McAndrew also noted that provision in the company by-laws allow for a board of up to 15 members.
“Maybe it would be time to expand that board to take in a broader perspective, perhaps one more oriented to the common people who make up this co-op,” McAndrew added.
His declaration and others against South Slope’s management practices brought rounds of applause from the audience, but Serbousek and fellow employee Amy Crock are equally displeased with the way CWA has represented them as bargaining unit employees.
Serbousek said many of the claims made by CWA representatives in the media recently are misleading or factually incorrect; statements that the lockout occurred after the contract was voted on, and that employees could be forced into lower-paying jobs, for example.
Crock’s concerns are even more troubling to her. Crock, with 19 years of experience in the telecommunications industry, said she was shocked to learn that a complaint had been lodged by the CWA on her behalf– a claim she had no knowledge of, nor concerns about.
“The CWA union had reported that I was working extra hours against my will and without pay or compensation. This was a complete surprise to me, as any overtime I worked was approved by management and I was punched in. It was my choice,” said Crock. “Furthermore, this concern was not discussed with me, or my next two levels of management by the individual who made the report, or by the CWA before going to South Slope.”
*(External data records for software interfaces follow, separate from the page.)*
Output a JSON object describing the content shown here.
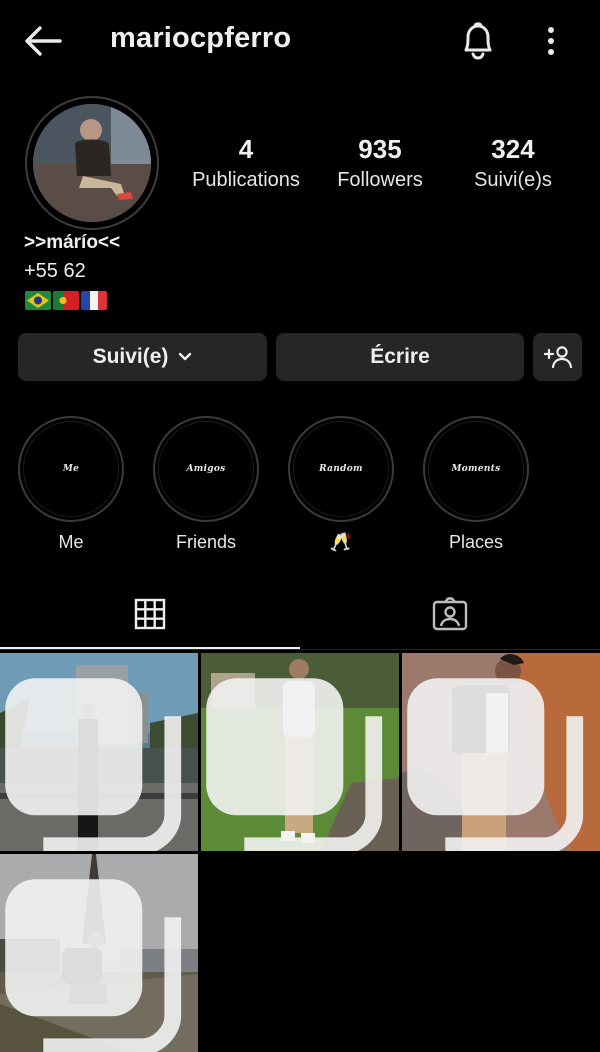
{
  "header": {
    "username": "mariocpferro",
    "icons": [
      "back-arrow-icon",
      "bell-icon",
      "more-vertical-icon"
    ]
  },
  "profile": {
    "stats": [
      {
        "value": "4",
        "label": "Publications"
      },
      {
        "value": "935",
        "label": "Followers"
      },
      {
        "value": "324",
        "label": "Suivi(e)s"
      }
    ],
    "display_name": ">>márío<<",
    "bio_line": "+55 62",
    "flags": [
      "🇧🇷",
      "🇵🇹",
      "🇫🇷"
    ]
  },
  "actions": {
    "follow_label": "Suivi(e)",
    "message_label": "Écrire",
    "add_user_icon": "add-user-icon"
  },
  "highlights": [
    {
      "cover": "Me",
      "label": "Me"
    },
    {
      "cover": "Amigos",
      "label": "Friends"
    },
    {
      "cover": "Random",
      "label": "🥂"
    },
    {
      "cover": "Moments",
      "label": "Places"
    }
  ],
  "tabs": [
    "grid-icon",
    "tagged-icon"
  ],
  "posts": [
    {
      "thumb": "city-balcony-photo",
      "multiple": true
    },
    {
      "thumb": "park-standing-photo",
      "multiple": true
    },
    {
      "thumb": "orange-wall-photo",
      "multiple": true
    },
    {
      "thumb": "eiffel-tower-photo",
      "multiple": true
    }
  ],
  "colors": {
    "background": "#000000",
    "button": "#262626",
    "text": "#efefef"
  }
}
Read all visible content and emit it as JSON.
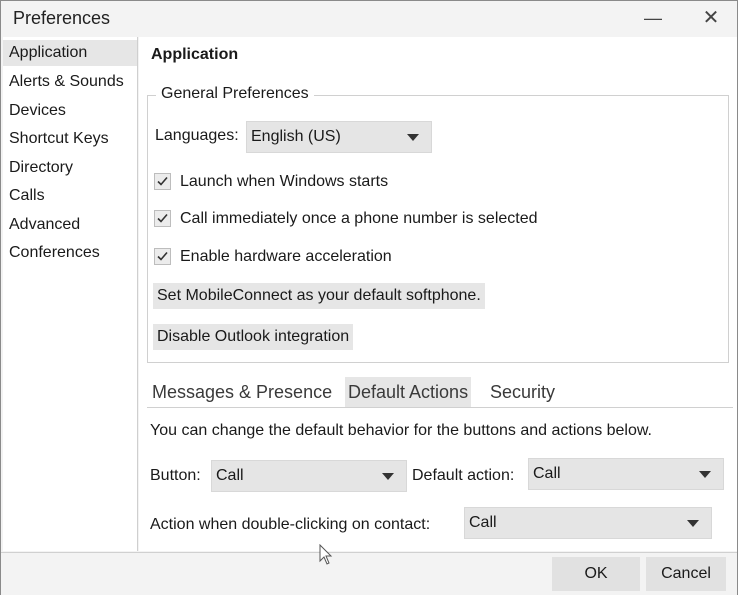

Crock said she felt the action was a slap against her and her direct management, who has always supported her.
“I was hurt, angry and confused– how did this get all this way without talking with me?”
Pence said she had no knowledge of any complaint filed on behalf of a union member without their knowledge, but said she is always available should employees have concerns. “The local has monthly union meetings where people can raise concerns. Or employees can contact a steward or officer outside of work; they are not allowed to discuss union issues during work hours,” Pence said.
It is just another sidebar in the increasingly complex story that has unfolded in the last two and a half months between a company and a union; a sad story at that, Crock indicated.
“When the CWA held the press conference and was not even taking questions from those assembled, or allowing those accused to publically answer in that setting… that was hard to see,” Crock said. Crock finds it ironic that while discussion is everyone’s stated goal, nobody’s really listening anymore.
“Repeatedly, I heard statements from fellow co-workers and CWA members that their concerns were not being heard. There was the perfect opportunity, but they shut the entire discussion down after they made their rally statements. They didn’t even give Justyn or fellow employees the chance to ask questions or answer accusations.
“It’s been a hard atmosphere to get footing in on the conversation,” Crock concluded.
Another bargaining meeting was held Monday, Jan. 27. Pence said she was optimistic afterward.
“I think the company is beginning to understand how existing employees could be harmed by the new two tier wages,” Pence said in an email Monday. “We made some progress and agreed to recess. We expect to continue discussions but do not have a date set.”
South Slope representatives said that at Monday’s meeting, the company worked with the union to better define pay protection for current employees and address non-paid time off, employee recall, and various other issues.
“South Slope remains confident that a solution can be negotiated and hopes the union will continue to make efforts to negotiate in a timely manner,” Miller stated.